__Extracted entries__:

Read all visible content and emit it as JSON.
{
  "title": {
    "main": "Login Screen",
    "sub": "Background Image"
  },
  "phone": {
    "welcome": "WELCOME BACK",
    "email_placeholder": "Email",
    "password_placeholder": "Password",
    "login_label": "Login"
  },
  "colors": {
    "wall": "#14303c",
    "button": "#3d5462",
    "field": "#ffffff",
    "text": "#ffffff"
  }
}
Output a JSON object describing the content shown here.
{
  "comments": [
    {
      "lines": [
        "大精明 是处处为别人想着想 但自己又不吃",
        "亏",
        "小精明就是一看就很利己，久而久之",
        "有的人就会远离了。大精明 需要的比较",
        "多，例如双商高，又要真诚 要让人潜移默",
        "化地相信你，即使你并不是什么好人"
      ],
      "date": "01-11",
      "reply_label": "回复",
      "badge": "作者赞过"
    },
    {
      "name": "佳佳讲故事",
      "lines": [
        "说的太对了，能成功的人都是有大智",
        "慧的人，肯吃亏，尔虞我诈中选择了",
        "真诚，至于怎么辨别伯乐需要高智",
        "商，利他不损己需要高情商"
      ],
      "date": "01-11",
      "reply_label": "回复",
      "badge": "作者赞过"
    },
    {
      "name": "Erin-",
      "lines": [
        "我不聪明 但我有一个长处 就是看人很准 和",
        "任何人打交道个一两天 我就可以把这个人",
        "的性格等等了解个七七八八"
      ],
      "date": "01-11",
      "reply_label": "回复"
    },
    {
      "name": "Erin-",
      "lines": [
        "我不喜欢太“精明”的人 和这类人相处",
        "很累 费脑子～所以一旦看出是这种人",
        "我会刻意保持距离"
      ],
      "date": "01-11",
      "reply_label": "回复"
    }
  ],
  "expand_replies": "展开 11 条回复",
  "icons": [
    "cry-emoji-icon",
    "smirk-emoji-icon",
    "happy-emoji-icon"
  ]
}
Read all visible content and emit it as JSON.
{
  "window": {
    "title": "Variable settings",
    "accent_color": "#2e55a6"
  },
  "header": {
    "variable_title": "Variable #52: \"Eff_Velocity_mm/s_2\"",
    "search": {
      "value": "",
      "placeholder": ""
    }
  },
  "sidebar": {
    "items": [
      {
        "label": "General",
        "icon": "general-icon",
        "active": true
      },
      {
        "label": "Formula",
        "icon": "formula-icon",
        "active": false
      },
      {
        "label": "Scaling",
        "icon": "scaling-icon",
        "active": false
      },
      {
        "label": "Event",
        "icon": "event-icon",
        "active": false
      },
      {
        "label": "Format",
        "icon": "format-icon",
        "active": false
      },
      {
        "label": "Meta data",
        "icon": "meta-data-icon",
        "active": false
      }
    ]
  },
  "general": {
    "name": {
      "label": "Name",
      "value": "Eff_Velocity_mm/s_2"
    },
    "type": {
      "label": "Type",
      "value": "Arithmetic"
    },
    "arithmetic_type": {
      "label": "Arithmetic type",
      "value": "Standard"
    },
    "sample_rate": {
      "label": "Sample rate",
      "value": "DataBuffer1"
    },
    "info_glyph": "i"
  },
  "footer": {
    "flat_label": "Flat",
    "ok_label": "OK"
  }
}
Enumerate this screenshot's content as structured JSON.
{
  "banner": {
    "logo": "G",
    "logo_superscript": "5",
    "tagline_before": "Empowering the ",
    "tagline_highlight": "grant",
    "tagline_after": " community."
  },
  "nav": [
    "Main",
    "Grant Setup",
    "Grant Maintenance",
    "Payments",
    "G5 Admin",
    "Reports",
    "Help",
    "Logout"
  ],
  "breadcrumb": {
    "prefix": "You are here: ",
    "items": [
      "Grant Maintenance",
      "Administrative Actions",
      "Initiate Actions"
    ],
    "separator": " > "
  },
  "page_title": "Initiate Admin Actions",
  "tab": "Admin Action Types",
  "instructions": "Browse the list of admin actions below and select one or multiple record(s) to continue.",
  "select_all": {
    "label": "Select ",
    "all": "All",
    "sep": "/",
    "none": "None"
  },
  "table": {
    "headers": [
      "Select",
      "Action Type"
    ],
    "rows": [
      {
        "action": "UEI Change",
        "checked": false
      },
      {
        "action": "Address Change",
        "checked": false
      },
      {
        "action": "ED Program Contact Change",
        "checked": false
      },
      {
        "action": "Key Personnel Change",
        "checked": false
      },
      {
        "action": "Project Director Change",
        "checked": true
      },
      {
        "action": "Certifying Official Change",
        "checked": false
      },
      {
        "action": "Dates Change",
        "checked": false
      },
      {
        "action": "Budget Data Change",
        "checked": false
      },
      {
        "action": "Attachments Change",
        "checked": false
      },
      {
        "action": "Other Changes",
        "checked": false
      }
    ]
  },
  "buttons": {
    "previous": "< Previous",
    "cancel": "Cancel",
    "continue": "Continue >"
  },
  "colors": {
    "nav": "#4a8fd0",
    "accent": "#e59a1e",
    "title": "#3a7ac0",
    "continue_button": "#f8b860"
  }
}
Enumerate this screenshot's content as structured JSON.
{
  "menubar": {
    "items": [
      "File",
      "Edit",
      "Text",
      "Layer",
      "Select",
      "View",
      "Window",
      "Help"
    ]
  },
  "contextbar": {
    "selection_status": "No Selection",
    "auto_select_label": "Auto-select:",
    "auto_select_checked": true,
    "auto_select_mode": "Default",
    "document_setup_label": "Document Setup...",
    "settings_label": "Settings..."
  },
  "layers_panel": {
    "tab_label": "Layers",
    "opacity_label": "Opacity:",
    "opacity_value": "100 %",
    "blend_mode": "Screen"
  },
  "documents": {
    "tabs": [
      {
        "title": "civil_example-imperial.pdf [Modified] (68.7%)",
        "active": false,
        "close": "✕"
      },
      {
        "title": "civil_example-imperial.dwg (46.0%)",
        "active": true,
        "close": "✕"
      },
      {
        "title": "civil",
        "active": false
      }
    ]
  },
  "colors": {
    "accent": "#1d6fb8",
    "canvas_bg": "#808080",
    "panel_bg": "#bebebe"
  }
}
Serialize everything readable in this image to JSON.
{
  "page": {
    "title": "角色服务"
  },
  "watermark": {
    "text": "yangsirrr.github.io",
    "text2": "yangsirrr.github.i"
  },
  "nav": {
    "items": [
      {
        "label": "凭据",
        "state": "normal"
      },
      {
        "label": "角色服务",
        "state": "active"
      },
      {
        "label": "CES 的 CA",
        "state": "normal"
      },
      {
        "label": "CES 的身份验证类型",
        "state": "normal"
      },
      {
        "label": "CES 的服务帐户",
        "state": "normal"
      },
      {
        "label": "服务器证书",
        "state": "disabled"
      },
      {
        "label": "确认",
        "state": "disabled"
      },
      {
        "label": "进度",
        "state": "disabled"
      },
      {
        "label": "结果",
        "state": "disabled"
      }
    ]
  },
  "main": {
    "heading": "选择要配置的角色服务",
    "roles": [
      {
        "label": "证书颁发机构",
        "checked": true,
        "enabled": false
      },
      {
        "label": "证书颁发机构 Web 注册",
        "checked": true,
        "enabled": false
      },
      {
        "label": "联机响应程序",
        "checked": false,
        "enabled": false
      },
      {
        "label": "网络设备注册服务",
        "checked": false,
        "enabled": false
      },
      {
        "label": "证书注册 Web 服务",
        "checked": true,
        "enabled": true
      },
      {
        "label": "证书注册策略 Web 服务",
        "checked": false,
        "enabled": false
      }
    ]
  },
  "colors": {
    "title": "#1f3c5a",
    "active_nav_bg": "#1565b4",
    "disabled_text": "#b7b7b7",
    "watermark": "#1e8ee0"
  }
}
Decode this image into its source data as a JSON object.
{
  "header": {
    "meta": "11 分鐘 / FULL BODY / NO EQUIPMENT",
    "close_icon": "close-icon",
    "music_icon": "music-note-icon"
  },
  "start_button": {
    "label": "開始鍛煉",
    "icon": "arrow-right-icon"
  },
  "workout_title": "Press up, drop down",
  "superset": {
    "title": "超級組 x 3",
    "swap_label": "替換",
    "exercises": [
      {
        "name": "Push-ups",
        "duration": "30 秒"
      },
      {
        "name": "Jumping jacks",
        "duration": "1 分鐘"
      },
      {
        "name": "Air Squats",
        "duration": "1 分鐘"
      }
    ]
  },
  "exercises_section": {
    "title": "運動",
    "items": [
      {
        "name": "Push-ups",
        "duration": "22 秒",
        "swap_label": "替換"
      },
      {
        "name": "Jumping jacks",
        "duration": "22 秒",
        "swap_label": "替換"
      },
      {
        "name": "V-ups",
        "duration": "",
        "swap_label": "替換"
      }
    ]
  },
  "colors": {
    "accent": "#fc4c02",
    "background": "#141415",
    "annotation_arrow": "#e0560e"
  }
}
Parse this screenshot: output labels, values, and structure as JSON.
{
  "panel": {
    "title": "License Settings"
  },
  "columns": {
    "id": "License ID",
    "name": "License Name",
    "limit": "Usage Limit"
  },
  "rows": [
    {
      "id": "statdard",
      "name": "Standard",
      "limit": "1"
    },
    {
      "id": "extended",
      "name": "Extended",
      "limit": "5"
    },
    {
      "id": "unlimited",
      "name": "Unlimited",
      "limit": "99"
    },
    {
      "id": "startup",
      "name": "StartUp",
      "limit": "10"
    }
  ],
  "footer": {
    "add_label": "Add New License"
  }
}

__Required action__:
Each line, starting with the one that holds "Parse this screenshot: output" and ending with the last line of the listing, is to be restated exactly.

__Result__:
Parse this screenshot: output labels, values, and structure as JSON.
{
  "panel": {
    "title": "License Settings"
  },
  "columns": {
    "id": "License ID",
    "name": "License Name",
    "limit": "Usage Limit"
  },
  "rows": [
    {
      "id": "statdard",
      "name": "Standard",
      "limit": "1"
    },
    {
      "id": "extended",
      "name": "Extended",
      "limit": "5"
    },
    {
      "id": "unlimited",
      "name": "Unlimited",
      "limit": "99"
    },
    {
      "id": "startup",
      "name": "StartUp",
      "limit": "10"
    }
  ],
  "footer": {
    "add_label": "Add New License"
  }
}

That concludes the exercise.